“But other organizations, such as the Nongovernmental International Panel on Climate Change (NIPCC), have produced reports arguing that greenhouse gases have not caused the earth to warm…” (p. 559)
This passage follows a discussion of the origins of the environmental movement in the 1960’, the founding and success of the EPA, a definition of global warming, and the positions of various scientific groups that global warming is caused by humans. The passage cited as “biased” is a description of a scientific group that disputes this assertion. The book goes on to describe how both environmental activists and conservative groups “base their arguments on ideology as much as on facts.”
For each of these four “biased” passages cited by Ms. Healy, the book frames the issue, presents opposing arguments, and encourages the reader to consider the arguments and think for themselves. The liberal arguments presented in the book, however, have been omitted by Ms. Healy in an apparent attempt to mislead the readers of her petition into believing that only conservative viewpoints are presented in the book.
Ms. Healy’s petition states “It’s fine to read conservative viewpoints as long as they are being presented as such and taught alongside opposing viewpoints.” It seems to me that is exactly what the book is doing – presenting opposing viewpoints about issues, in a fair, reasonable and intelligent manner.
Why, then, would Ms. Healy wish to ban this book? The answer is found in this statement from the petition: “the students in this class shouldn’t have to parse out what’s accurate and what’s not through the biased and inaccurate sections. This book promotes conservative talking points along with purely discriminatory ideas. These should not be stated as fact to students, as this textbook does…”
In other words, Columbia High School should not expose its students to any conservative views because this will force the students to have to evaluate these views against the liberal views that are dominant in the South Orange-Maplewood school district.
Ms. Healy’s real concern seems to be that, if presented multiple points of view, some of the students might end up agreeing with some conservative positions. Ms. Healy’s petition to ban the book seems to be an attempt to stifle all discussion of alternate viewpoints other than her own, by simply refusing to acknowledge their existence. Ms. Healy may not realize it, as she is quite young, but such tactics were used by fascist and communist governments in Nazi Germany, Fascist Italy, Communist Russia and modern-day China to brainwash or intimidate the general populations to advance the governments’ racist, anti-freedom and anti-intellectual policies. These abhorrent tactics are now being recycled for use in modern-day America to intimidate, into silence, people holding any viewpoint that does not comply with progressive liberal orthodoxy.

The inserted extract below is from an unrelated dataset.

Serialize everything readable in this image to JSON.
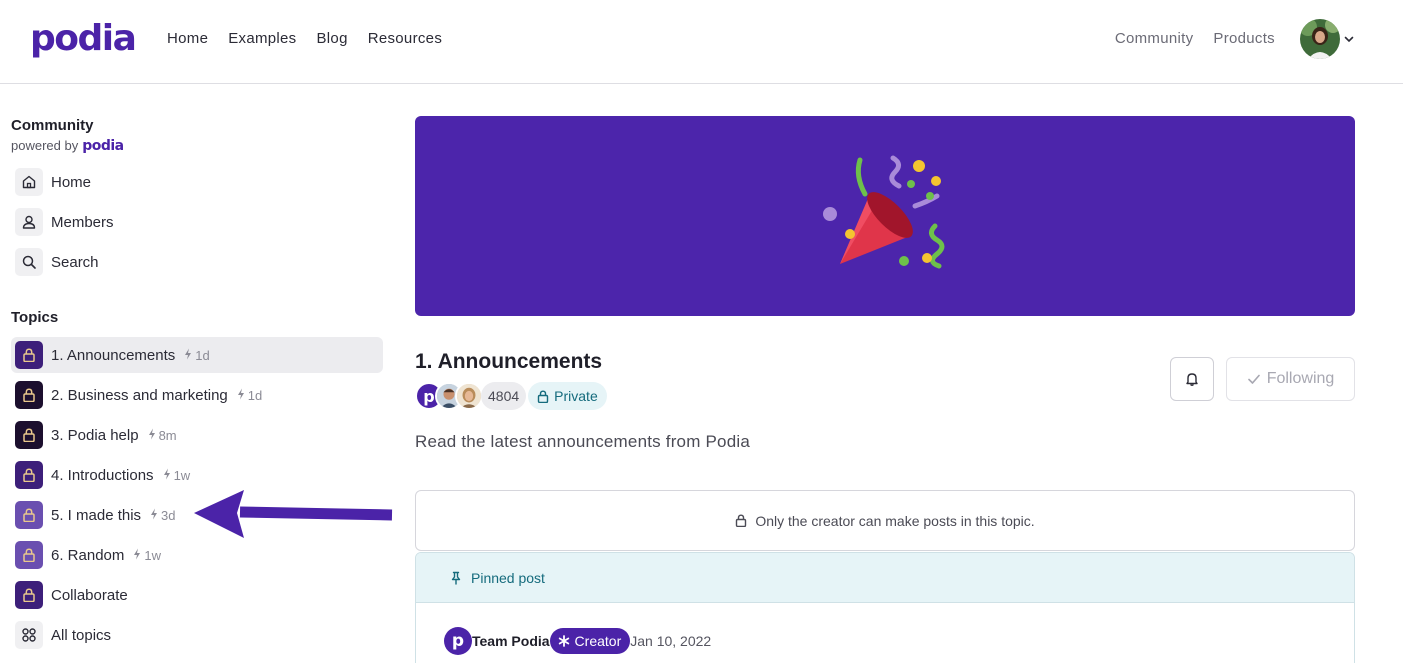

I cannot think of a worse idea for Columbia High School than to shut down the discussion of diverse political ideas. If you ban this book, you will shield students from having their feelings hurt by having to listen to ideas that differ from local mainstream thought. You will also stunt your students’ ability objectively evaluate to opposing ideas, think for themselves, engage in reasoned evaluation and debate, and become informed, mature citizens prepared to participate in our democratic system.
In these politically polarized times, it is important that Columbia High School takes a strong stand supporting discussion of diverse viewpoints. South Orange-Maplewood is justifiably proud of our social diversity and inclusionary attitude toward all races, ethnicities and sexual orientations. It would be hypocritical, and shameful, for us to fail to support our communities’ political diversity with equal pride and enthusiasm.
Anthony A. DelGreco,
South Orange, NJ